- Opening Delimiter -

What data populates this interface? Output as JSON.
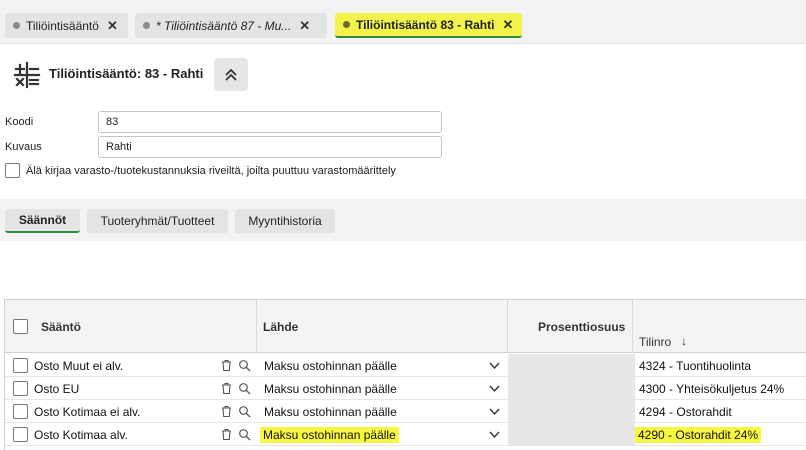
{
  "tabs": [
    {
      "label": "Tiliöintisääntö",
      "close": "✕"
    },
    {
      "label": "* Tiliöintisääntö 87 - Mu...",
      "close": "✕"
    },
    {
      "label": "Tiliöintisääntö 83 - Rahti",
      "close": "✕"
    }
  ],
  "header": {
    "title": "Tiliöintisääntö: 83 - Rahti",
    "icon": "calculator-icon",
    "collapse_icon": "chevron-up-double-icon"
  },
  "form": {
    "koodi_label": "Koodi",
    "koodi_value": "83",
    "kuvaus_label": "Kuvaus",
    "kuvaus_value": "Rahti",
    "checkbox_label": "Älä kirjaa varasto-/tuotekustannuksia riveiltä, joilta puuttuu varastomäärittely"
  },
  "subtabs": [
    {
      "label": "Säännöt"
    },
    {
      "label": "Tuoteryhmät/Tuotteet"
    },
    {
      "label": "Myyntihistoria"
    }
  ],
  "grid": {
    "columns": {
      "saanto": "Sääntö",
      "lahde": "Lähde",
      "prosentti": "Prosenttiosuus",
      "tilinro": "Tilinro",
      "sort_indicator": "↓"
    },
    "rows": [
      {
        "saanto": "Osto Muut ei alv.",
        "lahde": "Maksu ostohinnan päälle",
        "tilinro": "4324 - Tuontihuolinta"
      },
      {
        "saanto": "Osto EU",
        "lahde": "Maksu ostohinnan päälle",
        "tilinro": "4300 - Yhteisökuljetus 24%"
      },
      {
        "saanto": "Osto Kotimaa ei alv.",
        "lahde": "Maksu ostohinnan päälle",
        "tilinro": "4294 - Ostorahdit"
      },
      {
        "saanto": "Osto Kotimaa alv.",
        "lahde": "Maksu ostohinnan päälle",
        "tilinro": "4290 - Ostorahdit 24%"
      }
    ]
  },
  "colors": {
    "highlight": "#f7f741",
    "active_underline": "#2e8b3a"
  }
}
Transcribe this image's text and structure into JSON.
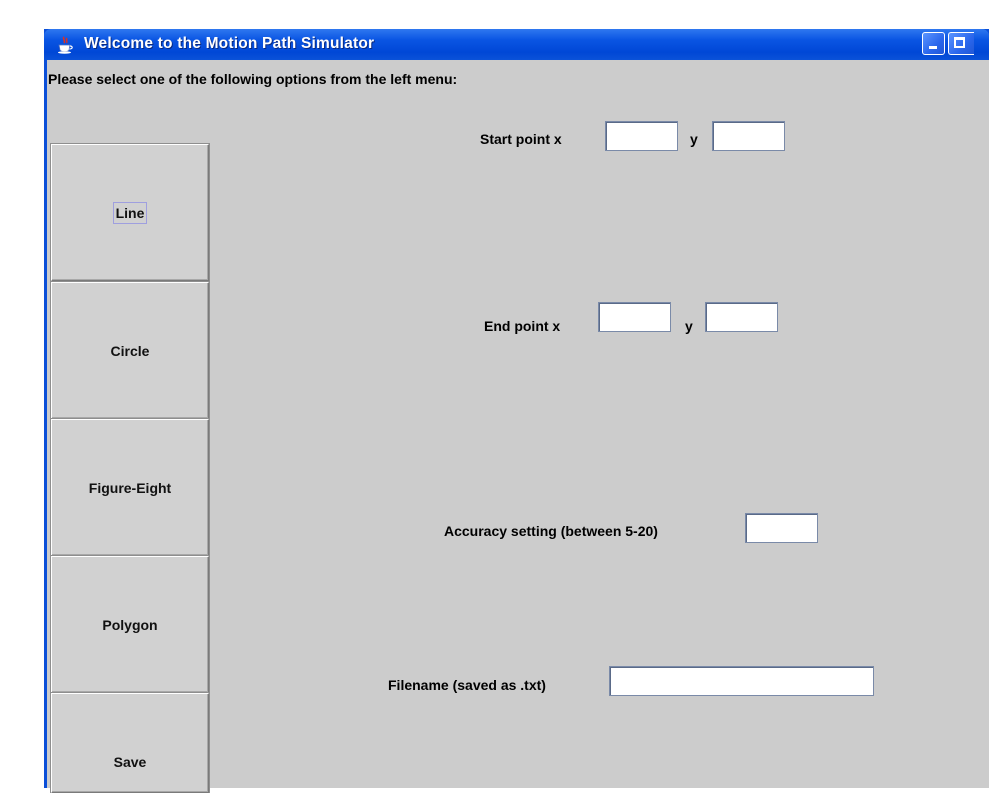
{
  "window": {
    "title": "Welcome to the Motion Path Simulator",
    "icon": "java-cup-icon",
    "controls": [
      "minimize",
      "maximize"
    ]
  },
  "instructions": "Please select one of the following options from the left menu:",
  "menu": {
    "items": [
      {
        "label": "Line"
      },
      {
        "label": "Circle"
      },
      {
        "label": "Figure-Eight"
      },
      {
        "label": "Polygon"
      },
      {
        "label": "Save"
      }
    ],
    "focused": "Line"
  },
  "form": {
    "start_point_label": "Start point  x",
    "start_x": "",
    "start_y_label": "y",
    "start_y": "",
    "end_point_label": "End point  x",
    "end_x": "",
    "end_y_label": "y",
    "end_y": "",
    "accuracy_label": "Accuracy setting (between 5-20)",
    "accuracy": "",
    "filename_label": "Filename (saved as .txt)",
    "filename": ""
  },
  "colors": {
    "titlebar": "#0a55e3",
    "panel": "#cccccc"
  }
}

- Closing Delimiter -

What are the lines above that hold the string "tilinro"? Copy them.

## [EXERCISE RESULT]
      "tilinro": "Tilinro",
        "tilinro": "4324 - Tuontihuolinta"
        "tilinro": "4300 - Yhteisökuljetus 24%"
        "tilinro": "4294 - Ostorahdit"
        "tilinro": "4290 - Ostorahdit 24%"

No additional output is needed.